Records from a data source:
[Start of Attachment]

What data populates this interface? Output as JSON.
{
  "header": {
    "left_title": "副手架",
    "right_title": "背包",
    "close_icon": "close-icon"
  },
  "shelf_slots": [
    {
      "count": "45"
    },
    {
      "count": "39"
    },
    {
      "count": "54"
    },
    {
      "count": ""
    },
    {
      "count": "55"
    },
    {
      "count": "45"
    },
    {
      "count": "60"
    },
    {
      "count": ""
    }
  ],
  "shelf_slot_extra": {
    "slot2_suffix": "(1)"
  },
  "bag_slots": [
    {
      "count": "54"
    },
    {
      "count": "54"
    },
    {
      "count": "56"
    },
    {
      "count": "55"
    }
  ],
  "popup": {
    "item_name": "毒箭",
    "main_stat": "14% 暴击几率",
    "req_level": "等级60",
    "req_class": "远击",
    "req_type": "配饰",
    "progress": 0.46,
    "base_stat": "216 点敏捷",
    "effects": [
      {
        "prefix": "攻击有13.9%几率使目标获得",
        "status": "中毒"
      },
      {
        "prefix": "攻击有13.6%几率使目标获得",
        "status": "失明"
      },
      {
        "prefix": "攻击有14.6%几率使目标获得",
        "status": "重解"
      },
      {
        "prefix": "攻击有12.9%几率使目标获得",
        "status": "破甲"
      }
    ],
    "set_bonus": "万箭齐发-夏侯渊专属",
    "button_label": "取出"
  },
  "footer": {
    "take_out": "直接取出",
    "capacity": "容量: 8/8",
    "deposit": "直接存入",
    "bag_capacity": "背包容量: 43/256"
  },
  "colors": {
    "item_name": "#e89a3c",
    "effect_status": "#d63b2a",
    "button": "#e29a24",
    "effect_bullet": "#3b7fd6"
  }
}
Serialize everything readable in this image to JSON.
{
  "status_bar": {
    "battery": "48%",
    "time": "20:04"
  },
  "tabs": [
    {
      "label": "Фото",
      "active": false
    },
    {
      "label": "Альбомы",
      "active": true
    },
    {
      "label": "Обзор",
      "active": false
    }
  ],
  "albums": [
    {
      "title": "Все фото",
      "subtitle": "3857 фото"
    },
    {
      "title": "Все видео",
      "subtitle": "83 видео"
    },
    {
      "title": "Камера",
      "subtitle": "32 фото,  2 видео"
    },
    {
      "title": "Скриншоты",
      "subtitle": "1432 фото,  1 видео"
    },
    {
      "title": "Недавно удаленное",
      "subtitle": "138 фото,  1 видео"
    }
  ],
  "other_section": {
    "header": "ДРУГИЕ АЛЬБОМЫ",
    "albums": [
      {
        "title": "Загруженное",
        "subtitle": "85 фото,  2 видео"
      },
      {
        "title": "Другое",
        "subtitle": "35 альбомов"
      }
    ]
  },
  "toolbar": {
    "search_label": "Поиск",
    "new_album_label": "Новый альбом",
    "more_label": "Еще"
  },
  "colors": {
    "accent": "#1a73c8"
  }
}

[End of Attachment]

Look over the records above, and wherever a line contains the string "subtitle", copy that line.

      "subtitle": "3857 фото"
      "subtitle": "83 видео"
      "subtitle": "32 фото,  2 видео"
      "subtitle": "1432 фото,  1 видео"
      "subtitle": "138 фото,  1 видео"
        "subtitle": "85 фото,  2 видео"
        "subtitle": "35 альбомов"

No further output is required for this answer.